The two previous treatments of radioactive iodine had not done their intended job. Now, the small amount of cancer cells that had hidden during the thyroidectomy have grown in number and have become aggressive.

The surgeon gave my brother detailed information regarding the surgery. He also gave him the golf analogy “a hard lie” to express the difficulty of the surgery. Even though my brother does not play golf, he understood the stark reference.

Now he was caught in between a difficult surgery, a known painful recovery and an unknown quality of life … or …. worse, if no treatment, way worse.

A tentative surgery date was schedule.

That’s a lot to digest and deal with.  Calls to family had to be made. Results had to be relayed.

And… as if ALL this was not enough, my brother called me the next day to tell me that the insurance company was balking at coverage. They stated the Mayo Clinic is ‘out of network’ and if that did not change and he went ahead with the surgical treatment there he would be financially responsible for half the cost. I did my best to assure him he’d have help paying for the treatment if he were to go ahead with it. I’d help to pay every month for as long as it took. I’d enlist other family to help him too. He said that they’d have to jump through hoops to get the insurance company to authorize the treatment whether in his home state at a facility approved by the company or after looking over the exam records possibly allowing treatment at the Mayo Clinic.
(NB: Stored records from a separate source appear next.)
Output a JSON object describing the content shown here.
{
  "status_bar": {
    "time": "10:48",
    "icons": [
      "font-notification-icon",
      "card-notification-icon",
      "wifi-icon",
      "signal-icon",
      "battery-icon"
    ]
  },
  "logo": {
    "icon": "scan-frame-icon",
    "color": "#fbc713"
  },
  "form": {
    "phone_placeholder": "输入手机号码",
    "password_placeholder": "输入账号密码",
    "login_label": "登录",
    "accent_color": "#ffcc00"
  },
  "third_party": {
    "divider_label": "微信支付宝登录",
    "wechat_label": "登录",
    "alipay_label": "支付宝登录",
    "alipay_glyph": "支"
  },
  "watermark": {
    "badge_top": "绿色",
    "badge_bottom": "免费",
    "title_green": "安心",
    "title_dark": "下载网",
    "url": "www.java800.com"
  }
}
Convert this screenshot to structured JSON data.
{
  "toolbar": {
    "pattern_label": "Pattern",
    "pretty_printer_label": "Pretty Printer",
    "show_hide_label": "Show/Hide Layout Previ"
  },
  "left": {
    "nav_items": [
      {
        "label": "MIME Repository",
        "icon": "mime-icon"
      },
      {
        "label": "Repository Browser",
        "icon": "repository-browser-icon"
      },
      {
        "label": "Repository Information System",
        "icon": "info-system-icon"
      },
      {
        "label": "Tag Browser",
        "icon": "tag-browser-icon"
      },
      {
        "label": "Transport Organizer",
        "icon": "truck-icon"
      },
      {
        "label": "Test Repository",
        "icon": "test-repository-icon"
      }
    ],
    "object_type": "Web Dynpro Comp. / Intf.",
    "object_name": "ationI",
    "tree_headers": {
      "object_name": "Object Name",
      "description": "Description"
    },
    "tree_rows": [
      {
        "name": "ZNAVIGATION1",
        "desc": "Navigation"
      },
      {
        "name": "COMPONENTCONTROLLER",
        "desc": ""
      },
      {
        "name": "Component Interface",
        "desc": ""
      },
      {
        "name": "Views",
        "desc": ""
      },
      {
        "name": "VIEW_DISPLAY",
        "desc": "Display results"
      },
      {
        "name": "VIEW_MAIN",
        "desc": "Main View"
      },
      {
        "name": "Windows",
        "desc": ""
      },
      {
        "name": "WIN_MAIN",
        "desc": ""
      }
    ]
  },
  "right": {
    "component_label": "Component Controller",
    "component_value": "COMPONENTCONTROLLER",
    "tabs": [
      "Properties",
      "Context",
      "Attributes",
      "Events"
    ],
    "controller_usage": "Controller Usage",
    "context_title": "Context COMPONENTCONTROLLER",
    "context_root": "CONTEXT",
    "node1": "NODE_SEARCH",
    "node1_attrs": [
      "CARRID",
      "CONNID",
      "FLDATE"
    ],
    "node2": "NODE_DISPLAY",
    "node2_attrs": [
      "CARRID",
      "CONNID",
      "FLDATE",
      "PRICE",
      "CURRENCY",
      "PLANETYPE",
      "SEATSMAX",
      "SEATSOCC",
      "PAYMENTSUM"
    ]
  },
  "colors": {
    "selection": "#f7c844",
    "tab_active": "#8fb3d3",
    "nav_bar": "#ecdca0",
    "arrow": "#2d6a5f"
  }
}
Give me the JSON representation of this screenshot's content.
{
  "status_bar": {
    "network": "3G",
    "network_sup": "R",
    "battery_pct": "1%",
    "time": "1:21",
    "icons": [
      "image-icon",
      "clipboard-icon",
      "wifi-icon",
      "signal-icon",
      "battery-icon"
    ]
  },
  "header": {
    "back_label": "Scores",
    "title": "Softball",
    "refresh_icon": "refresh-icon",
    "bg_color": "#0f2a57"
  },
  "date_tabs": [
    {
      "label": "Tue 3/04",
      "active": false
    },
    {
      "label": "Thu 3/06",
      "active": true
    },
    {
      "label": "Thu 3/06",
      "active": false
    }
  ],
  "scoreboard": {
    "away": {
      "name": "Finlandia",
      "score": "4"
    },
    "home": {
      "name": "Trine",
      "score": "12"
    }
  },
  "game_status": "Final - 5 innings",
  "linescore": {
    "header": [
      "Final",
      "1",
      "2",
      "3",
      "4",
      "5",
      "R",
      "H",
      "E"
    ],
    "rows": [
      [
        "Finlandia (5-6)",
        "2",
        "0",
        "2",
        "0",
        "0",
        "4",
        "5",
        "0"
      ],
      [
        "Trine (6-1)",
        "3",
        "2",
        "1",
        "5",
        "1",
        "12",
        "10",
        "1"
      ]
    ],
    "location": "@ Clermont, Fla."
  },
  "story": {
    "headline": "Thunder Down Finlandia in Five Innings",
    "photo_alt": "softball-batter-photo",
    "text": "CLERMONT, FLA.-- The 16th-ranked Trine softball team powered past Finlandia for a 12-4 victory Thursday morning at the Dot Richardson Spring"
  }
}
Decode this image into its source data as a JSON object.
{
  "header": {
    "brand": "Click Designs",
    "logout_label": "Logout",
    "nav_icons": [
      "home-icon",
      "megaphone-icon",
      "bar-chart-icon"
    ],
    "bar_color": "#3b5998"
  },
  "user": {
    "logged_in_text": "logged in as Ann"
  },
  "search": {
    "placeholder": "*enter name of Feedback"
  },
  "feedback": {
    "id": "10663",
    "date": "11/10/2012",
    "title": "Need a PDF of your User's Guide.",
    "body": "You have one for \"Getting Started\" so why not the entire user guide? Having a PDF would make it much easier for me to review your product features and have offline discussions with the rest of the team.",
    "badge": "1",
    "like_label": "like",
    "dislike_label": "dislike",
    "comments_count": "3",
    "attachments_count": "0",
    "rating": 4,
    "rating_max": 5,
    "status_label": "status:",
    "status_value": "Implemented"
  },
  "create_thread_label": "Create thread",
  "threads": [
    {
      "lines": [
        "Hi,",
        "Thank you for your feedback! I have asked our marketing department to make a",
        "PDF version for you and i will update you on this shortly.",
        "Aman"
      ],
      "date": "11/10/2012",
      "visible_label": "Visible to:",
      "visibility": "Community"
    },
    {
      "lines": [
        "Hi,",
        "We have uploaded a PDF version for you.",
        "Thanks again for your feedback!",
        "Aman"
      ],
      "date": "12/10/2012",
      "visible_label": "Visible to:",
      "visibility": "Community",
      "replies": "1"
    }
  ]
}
My brother is caught. Caught in between.

In between the specialists who know how difficult and yet how necessary this surgical treatment is and the insurance company not prepared to cover the cost at a facility ‘out of network.’

In between the necessary treatment and great concern for being so far in debt that he’d never get out.

A tough place to be, yes, ‘a hard lie.’

And, in between the team of specialists and the insurance company.

My brother’s quality of life.

In between

My brother’s life.